* **ASSIGNED TASK**: Search the records for lines with the word "presenting" and copy each match.

——————

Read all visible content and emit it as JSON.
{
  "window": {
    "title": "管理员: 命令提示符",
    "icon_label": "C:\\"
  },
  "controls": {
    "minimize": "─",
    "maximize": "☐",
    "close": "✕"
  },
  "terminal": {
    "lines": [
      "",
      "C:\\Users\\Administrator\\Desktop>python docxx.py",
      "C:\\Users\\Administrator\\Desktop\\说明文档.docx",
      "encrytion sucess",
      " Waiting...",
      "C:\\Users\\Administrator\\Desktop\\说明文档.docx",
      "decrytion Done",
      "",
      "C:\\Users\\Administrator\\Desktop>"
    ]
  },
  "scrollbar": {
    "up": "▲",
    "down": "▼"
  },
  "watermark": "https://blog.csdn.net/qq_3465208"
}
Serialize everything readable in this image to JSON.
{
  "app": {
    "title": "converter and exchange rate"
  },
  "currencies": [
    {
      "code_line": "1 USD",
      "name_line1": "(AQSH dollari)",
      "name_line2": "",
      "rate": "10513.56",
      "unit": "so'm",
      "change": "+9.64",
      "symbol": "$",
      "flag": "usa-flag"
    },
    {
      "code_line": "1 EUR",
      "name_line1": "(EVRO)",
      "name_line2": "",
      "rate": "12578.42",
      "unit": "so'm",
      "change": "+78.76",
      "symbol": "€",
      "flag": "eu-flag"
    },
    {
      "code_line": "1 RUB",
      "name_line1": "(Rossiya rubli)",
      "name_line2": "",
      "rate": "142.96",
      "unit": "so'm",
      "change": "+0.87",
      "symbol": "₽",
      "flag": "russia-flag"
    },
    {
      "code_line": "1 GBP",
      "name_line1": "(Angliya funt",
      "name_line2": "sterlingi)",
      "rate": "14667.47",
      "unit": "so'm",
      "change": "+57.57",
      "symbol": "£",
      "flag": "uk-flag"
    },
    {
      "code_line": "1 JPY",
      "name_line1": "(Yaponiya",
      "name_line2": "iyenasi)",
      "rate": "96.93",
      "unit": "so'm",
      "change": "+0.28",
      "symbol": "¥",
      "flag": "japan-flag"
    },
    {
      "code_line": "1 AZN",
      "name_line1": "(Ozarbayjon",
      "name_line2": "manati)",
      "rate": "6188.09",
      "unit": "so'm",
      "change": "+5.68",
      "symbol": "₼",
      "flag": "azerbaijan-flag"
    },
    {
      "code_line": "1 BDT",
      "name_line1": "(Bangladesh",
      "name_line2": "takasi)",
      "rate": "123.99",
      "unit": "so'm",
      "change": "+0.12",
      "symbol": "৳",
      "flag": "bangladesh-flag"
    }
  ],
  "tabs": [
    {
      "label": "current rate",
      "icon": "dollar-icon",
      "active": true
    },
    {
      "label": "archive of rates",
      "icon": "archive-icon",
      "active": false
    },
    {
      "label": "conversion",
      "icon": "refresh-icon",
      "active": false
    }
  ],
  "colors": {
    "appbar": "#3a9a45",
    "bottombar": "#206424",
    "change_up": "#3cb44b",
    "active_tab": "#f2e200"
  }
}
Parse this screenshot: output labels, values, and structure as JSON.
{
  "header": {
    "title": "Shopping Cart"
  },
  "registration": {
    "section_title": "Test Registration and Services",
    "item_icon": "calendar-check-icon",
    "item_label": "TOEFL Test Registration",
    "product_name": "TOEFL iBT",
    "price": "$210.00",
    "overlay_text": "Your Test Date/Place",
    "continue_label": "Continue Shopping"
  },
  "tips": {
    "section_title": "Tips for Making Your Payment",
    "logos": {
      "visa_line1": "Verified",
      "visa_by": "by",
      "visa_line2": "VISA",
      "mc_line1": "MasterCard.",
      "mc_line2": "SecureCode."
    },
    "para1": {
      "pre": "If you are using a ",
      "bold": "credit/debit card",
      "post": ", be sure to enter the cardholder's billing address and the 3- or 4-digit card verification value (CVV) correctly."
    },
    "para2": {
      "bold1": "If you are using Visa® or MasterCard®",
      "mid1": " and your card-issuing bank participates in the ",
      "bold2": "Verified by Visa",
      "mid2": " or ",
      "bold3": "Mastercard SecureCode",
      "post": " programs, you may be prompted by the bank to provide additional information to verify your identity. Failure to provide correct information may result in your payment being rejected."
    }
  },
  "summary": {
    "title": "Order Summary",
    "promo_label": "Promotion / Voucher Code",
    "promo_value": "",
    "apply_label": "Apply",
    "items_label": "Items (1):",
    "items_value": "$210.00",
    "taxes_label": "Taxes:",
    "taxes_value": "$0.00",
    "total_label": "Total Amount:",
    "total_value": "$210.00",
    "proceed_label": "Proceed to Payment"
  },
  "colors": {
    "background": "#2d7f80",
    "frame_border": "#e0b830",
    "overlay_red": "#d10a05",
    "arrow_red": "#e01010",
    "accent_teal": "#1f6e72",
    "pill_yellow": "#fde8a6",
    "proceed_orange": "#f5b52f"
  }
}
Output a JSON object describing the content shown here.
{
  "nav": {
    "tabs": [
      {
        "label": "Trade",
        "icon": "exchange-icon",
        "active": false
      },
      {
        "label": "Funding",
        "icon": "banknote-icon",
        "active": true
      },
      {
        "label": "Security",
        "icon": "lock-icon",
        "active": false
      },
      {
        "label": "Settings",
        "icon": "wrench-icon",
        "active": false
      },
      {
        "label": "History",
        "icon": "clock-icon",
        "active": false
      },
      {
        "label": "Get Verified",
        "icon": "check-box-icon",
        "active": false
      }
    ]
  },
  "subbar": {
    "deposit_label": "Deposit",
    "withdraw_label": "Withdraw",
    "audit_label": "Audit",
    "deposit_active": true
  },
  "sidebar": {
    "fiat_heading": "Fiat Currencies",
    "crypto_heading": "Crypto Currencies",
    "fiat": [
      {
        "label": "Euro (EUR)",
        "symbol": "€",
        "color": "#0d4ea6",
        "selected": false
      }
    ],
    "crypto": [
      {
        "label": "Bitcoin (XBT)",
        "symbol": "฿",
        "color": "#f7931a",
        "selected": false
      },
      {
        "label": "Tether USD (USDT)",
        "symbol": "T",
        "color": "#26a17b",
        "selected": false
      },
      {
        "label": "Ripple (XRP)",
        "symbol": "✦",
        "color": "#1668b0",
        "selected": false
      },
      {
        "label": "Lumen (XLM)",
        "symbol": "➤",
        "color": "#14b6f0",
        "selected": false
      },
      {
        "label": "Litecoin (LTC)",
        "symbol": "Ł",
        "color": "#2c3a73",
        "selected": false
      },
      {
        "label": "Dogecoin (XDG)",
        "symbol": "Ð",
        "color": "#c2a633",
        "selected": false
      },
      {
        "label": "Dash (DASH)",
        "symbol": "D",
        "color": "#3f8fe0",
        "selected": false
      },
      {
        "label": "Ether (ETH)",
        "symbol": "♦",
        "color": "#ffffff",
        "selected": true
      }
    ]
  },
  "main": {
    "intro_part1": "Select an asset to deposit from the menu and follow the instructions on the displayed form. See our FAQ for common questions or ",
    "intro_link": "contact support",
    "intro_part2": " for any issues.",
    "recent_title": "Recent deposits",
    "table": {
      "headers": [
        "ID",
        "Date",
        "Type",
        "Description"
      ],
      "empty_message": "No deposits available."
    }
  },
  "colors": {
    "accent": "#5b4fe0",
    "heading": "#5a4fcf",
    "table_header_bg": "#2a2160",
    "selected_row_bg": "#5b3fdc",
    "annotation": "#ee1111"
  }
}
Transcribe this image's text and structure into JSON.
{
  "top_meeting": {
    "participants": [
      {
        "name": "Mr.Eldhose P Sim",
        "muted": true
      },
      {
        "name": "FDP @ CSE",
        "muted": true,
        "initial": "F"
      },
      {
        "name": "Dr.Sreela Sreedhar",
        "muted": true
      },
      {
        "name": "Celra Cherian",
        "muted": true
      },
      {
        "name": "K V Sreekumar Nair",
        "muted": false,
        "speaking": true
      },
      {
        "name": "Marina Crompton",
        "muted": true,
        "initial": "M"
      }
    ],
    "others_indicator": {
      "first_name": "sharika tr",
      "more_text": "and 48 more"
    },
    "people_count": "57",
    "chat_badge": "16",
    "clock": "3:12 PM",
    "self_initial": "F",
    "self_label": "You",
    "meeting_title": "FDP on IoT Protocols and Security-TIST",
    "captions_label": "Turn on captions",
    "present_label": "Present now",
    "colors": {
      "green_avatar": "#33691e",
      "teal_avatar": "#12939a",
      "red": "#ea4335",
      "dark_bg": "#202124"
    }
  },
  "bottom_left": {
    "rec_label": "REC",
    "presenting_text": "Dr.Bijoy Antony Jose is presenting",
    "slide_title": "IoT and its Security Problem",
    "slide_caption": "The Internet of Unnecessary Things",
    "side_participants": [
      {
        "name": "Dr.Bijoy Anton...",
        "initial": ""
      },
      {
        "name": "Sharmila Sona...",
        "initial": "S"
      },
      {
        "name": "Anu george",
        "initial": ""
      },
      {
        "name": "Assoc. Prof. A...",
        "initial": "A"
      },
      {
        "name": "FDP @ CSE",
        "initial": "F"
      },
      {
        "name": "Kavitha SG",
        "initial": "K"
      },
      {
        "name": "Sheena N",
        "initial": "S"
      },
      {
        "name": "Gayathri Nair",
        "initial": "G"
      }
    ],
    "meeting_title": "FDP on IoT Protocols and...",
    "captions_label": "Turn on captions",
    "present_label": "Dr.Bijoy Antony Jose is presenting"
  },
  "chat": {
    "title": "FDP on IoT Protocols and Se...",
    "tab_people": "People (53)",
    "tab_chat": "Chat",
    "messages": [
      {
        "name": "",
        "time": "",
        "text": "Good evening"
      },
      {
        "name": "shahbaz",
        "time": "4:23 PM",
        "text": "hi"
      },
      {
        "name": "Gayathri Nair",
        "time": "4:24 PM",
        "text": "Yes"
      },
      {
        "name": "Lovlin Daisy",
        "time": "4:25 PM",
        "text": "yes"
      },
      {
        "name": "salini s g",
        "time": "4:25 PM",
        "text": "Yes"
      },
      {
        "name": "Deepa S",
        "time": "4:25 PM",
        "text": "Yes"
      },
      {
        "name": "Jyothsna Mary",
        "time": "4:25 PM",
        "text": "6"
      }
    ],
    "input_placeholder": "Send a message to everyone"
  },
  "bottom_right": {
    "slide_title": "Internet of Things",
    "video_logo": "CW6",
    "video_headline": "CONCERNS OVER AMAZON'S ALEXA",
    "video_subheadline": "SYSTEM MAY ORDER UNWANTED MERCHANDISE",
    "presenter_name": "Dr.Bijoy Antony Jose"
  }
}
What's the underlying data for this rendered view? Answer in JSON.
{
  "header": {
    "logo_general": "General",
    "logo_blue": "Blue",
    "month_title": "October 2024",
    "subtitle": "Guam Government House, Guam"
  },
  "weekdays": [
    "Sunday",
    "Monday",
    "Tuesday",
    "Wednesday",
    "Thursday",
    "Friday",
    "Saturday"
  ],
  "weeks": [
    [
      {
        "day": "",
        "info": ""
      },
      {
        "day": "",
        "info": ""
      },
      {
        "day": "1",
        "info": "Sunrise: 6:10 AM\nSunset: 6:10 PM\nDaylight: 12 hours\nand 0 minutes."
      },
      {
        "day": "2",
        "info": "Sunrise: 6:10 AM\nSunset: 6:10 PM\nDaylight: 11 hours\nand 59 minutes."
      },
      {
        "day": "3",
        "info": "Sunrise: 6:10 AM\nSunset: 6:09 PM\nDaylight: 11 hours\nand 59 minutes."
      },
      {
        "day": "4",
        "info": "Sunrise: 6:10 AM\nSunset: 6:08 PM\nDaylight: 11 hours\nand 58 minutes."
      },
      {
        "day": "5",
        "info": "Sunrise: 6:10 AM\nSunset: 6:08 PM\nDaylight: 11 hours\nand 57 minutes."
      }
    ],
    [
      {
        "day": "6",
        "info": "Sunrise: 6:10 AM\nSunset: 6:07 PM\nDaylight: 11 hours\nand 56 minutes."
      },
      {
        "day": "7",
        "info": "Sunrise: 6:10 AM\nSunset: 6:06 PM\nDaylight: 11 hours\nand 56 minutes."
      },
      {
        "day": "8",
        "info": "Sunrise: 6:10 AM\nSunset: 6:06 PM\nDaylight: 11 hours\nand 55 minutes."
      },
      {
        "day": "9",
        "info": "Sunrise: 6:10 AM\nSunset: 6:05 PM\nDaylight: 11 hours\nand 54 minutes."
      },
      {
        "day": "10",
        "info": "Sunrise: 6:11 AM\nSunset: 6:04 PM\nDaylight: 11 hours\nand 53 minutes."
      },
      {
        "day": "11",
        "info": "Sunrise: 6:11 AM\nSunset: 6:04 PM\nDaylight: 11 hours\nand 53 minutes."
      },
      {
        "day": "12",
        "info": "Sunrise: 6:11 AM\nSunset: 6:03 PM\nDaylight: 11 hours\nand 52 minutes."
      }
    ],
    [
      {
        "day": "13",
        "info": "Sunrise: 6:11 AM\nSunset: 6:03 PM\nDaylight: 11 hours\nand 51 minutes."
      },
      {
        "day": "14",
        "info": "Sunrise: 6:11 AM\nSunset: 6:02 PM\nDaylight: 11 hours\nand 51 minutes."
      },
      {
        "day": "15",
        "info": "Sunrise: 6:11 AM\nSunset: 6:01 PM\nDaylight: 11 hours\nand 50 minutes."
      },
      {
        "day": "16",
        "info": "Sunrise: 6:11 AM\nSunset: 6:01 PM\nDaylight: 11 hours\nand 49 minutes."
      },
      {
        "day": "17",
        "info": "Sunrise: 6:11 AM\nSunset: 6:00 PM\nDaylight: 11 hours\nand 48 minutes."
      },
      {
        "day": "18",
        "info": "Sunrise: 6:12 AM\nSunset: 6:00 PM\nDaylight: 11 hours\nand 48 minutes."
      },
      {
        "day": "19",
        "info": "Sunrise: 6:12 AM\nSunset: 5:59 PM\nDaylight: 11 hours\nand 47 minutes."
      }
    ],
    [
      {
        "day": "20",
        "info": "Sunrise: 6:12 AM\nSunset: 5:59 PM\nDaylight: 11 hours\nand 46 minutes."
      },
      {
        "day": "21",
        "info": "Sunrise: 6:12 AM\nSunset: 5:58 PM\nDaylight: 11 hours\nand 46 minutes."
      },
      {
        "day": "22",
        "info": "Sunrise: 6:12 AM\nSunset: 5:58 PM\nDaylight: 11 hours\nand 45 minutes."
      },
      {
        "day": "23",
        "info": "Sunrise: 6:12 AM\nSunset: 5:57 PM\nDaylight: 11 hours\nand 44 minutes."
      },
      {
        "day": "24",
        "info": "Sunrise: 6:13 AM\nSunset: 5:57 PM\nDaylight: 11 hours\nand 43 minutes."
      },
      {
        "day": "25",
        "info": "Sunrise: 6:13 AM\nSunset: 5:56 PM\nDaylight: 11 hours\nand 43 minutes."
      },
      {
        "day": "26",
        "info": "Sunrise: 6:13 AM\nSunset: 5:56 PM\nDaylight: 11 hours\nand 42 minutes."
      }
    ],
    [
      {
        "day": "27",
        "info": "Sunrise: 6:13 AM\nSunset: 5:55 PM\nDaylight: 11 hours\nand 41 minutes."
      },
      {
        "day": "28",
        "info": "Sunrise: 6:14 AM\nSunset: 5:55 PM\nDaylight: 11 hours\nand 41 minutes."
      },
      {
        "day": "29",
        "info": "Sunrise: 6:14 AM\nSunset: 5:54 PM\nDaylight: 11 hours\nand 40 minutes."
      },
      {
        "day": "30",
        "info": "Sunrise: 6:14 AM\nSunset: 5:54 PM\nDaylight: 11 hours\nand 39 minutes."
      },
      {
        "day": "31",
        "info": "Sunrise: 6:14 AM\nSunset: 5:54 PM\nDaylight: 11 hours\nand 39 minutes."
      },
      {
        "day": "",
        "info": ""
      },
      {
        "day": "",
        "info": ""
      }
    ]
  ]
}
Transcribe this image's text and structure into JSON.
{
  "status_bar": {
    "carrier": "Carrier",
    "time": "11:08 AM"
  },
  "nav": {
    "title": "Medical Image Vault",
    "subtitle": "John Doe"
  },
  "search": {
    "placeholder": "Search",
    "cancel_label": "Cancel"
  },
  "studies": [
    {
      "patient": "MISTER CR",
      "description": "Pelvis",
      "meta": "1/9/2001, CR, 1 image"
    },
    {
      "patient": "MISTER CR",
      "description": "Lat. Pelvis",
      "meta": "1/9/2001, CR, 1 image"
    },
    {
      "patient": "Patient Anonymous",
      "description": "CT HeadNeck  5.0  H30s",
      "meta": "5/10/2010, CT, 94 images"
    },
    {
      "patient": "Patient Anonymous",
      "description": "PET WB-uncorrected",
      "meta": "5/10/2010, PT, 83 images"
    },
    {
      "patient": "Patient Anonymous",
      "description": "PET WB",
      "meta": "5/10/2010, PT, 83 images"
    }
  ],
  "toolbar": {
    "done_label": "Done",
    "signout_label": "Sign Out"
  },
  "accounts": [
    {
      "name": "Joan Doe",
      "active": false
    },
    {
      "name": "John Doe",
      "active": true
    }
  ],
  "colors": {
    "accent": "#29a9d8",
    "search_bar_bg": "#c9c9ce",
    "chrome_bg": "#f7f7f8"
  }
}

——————

* **EXERCISE ANSWER**:
    "presenting_text": "Dr.Bijoy Antony Jose is presenting",
    "present_label": "Dr.Bijoy Antony Jose is presenting"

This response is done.